“Forrest Gump” 1994 – Directed by Robert Zemekis
There aren’t very many movie lines quite as iconic as “Life is like a box of chocolates, you never know what you’re gonna get.” Forrest Gump, the simple Southern man with an endearing and good-natured manner has become an important character in American fiction. He gracefully stumbles through life in the between the 1950s and the 1990s unintentionally affecting some of the most influential people and moments in American history. From meeting a young Elvis Presley, winning a Medal of Honor in the Vietnam War, meeting three presidents and becoming an accidental millionaire, Forrest Gump speaks to not only the Baby Boomer generation, but to anyone who watches his journey.

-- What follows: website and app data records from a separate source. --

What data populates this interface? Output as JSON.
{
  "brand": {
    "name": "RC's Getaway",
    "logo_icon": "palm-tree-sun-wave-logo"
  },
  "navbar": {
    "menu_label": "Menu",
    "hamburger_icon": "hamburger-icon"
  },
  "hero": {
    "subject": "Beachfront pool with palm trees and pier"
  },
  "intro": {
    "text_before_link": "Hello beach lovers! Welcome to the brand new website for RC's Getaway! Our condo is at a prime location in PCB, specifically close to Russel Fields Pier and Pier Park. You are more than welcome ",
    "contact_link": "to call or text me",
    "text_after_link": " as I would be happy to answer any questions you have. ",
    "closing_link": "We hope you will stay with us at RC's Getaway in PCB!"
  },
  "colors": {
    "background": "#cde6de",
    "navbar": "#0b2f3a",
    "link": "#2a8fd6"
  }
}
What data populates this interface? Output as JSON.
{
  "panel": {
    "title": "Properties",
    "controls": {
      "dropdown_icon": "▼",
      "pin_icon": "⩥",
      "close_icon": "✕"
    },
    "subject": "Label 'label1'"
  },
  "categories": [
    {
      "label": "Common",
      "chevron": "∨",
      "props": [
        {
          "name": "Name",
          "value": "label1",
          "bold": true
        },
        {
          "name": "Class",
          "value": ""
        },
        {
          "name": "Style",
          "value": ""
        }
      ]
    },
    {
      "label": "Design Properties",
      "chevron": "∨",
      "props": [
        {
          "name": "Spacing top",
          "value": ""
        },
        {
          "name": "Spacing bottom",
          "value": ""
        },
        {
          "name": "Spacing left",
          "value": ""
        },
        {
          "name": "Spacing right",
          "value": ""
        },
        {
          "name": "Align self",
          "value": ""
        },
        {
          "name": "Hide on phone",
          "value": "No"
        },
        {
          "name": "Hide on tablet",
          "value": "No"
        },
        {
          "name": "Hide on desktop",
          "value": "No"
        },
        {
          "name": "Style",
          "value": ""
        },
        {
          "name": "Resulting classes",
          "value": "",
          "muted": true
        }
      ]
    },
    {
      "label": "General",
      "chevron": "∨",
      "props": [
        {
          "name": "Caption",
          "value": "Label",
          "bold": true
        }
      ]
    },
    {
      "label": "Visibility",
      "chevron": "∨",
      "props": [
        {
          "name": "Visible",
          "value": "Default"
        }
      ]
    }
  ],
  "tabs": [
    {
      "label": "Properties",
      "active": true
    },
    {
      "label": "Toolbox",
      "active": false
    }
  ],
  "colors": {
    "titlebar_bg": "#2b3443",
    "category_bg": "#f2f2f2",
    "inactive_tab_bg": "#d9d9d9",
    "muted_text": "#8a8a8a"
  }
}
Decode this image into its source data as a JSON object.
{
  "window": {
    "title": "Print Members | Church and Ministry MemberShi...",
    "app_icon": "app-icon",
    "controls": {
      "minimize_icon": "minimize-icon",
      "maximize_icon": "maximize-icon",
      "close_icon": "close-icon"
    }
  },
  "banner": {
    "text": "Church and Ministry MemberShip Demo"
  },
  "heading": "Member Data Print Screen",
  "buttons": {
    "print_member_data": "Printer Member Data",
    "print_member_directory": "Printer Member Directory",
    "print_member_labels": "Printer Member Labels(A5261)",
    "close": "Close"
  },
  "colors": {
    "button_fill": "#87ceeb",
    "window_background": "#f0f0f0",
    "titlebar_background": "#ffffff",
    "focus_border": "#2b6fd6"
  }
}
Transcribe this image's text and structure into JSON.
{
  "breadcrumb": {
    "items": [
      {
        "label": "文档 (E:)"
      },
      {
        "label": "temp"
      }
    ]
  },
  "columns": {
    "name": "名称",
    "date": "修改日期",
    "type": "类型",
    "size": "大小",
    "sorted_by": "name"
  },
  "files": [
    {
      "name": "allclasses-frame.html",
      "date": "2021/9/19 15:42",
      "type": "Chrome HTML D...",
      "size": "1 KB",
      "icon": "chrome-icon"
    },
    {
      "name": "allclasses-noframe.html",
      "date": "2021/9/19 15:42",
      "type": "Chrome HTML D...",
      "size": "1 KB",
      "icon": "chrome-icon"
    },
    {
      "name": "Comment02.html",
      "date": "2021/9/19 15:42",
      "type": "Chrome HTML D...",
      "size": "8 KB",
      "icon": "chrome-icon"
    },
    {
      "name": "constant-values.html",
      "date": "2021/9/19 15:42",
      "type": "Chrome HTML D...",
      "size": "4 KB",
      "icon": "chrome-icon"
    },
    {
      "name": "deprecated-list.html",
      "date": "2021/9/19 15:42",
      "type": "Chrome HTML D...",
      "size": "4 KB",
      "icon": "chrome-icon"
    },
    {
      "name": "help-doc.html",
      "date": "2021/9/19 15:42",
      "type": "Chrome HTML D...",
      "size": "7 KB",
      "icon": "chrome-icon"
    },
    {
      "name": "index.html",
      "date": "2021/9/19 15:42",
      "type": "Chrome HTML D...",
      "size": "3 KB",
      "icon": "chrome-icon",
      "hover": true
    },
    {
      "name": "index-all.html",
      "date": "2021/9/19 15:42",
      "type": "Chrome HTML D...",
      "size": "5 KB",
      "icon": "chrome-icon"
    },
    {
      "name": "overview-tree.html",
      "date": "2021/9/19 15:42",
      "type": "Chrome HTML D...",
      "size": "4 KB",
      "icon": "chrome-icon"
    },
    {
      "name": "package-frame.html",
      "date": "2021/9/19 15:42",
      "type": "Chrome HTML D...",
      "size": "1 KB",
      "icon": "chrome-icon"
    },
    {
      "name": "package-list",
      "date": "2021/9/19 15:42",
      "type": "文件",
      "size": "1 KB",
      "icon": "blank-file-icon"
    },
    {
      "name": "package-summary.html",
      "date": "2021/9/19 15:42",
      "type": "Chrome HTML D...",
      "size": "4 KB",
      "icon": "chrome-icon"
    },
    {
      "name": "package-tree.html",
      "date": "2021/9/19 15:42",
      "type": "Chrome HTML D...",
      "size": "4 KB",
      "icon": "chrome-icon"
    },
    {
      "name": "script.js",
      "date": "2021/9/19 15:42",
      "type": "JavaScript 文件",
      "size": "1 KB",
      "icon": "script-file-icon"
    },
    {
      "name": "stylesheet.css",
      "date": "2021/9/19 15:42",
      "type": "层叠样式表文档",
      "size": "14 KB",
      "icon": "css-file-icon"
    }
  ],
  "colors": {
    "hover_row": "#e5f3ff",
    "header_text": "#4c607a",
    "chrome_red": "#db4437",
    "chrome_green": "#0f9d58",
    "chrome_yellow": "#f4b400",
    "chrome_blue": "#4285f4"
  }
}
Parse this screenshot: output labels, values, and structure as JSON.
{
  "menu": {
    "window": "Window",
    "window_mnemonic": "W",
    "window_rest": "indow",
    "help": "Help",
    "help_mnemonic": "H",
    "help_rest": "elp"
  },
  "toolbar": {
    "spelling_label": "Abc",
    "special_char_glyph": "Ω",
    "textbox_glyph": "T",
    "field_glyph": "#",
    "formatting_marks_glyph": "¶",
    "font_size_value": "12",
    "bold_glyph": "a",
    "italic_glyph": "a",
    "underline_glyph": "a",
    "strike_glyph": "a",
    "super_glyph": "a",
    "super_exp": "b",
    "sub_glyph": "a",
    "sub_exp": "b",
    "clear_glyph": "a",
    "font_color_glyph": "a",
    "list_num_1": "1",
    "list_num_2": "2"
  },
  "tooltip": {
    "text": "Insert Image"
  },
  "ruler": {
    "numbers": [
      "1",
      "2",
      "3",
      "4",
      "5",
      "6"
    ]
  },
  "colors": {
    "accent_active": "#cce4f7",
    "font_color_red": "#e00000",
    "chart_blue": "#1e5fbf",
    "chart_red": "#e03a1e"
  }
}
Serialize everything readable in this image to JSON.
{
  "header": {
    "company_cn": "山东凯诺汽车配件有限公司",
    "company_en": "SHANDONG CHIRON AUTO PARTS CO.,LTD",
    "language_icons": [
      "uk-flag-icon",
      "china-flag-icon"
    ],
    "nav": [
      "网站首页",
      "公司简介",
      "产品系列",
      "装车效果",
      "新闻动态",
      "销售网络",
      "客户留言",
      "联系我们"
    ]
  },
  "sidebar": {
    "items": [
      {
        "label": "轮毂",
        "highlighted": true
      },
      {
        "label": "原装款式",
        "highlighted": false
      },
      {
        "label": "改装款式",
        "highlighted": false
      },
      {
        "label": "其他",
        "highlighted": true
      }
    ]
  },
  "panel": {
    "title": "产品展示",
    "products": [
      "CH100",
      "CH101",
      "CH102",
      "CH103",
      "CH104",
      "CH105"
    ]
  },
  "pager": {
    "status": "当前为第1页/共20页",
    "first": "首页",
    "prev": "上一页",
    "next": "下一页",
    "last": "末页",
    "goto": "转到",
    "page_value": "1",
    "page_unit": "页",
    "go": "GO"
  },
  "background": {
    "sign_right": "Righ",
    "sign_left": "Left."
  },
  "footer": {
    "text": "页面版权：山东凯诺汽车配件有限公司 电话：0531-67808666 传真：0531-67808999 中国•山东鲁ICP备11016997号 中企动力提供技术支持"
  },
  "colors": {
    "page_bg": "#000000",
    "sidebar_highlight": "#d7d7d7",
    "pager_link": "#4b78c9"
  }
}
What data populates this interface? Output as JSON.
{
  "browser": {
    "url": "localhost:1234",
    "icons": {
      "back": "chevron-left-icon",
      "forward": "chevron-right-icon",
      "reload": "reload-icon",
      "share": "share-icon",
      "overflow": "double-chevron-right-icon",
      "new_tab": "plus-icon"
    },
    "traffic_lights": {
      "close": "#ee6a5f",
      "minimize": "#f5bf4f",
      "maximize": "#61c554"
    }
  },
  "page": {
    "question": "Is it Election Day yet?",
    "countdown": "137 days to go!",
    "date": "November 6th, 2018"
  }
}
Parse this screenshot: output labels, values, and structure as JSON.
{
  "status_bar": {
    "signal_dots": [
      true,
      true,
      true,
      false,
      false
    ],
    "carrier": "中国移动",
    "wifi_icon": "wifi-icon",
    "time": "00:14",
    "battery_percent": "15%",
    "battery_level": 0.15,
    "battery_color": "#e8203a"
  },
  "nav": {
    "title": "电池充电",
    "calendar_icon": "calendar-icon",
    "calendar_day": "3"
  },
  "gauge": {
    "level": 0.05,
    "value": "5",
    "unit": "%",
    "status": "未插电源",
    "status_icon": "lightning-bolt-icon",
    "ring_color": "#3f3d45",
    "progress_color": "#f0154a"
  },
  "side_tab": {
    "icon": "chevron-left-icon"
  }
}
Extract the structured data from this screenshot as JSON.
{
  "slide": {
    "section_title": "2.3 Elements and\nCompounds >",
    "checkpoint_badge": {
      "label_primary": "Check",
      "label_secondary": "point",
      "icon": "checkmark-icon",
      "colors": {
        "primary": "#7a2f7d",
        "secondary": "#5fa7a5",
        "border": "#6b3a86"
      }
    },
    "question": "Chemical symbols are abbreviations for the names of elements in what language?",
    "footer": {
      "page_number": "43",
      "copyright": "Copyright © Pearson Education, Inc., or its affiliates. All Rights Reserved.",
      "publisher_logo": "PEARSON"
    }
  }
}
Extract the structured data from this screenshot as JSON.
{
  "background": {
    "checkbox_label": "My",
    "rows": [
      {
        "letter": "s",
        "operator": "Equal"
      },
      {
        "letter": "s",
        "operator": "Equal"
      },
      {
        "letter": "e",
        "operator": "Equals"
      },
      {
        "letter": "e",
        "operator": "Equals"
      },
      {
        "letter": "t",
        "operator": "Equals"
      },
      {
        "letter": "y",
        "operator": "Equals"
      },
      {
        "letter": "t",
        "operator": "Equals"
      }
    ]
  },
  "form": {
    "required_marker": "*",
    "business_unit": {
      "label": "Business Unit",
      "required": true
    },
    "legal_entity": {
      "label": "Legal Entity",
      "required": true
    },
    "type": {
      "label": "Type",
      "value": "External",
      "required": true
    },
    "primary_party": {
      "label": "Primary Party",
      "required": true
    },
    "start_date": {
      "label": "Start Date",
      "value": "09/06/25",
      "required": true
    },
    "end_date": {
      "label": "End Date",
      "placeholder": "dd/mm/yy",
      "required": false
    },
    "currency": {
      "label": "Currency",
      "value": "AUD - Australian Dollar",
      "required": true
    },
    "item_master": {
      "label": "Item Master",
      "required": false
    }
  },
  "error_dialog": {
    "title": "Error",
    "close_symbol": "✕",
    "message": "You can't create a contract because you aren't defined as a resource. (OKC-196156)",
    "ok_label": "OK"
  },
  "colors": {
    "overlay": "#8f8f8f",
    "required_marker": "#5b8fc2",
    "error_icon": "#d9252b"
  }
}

It can be argued that while Forrest lives through some of the most tumultuous times and biggest changes in American history, he is the one thing in this movie that doesn’t change. His character really doesn’t “develop” a whole lot; he greets his school bus driver on the first day of school in much the same way that he greets the bus driver when he joins the army. Anytime he gets into any trouble he does the same thing; he runs. His childhood friend Jenny gives him the advice “Run, Forrest, run” early in life to escape school bullies and those simple words carry him through life.
He is constantly selfless and beautifully simple. He doesn’t have a big cathartic experience halfway through the movie that makes him see things differently, frankly because he doesn’t need to. His way of viewing life is something we should all strive for. He has no preconceptions and no ego to cloud his vision. He does things because they are the right things to do, plain and simple. He follows the lessons he learned as a child and is fiercely loyal to those he loves.
Watching “Forrest Gump” as an adult is a much different experience than it was when I watched it in the 90s. Not only do I understand a lot more of the jokes and little references – for instance, as a kid I didn’t really realize what Mrs. Gump does to get Forrest accepted into regular school, or that Jenny dies of AIDS – I also appreciate it for its deeper meaning. This movie is an epic journey through the craziness of America in the latter half of the 20th century told through the eyes of someone who couldn’t care less how influential he was, he was just living his life.
One line that sums up Forrest’s philosophy of life comes from the scene when he goes to visit Jenny at college. She asks him who he wants to become in the future, essentially who he wants to be when he grows up. Puzzled, he says “Won’t I just be me?” This perfectly encapsulates this movie. Forrest is just concerned about being himself, while the world spins around him.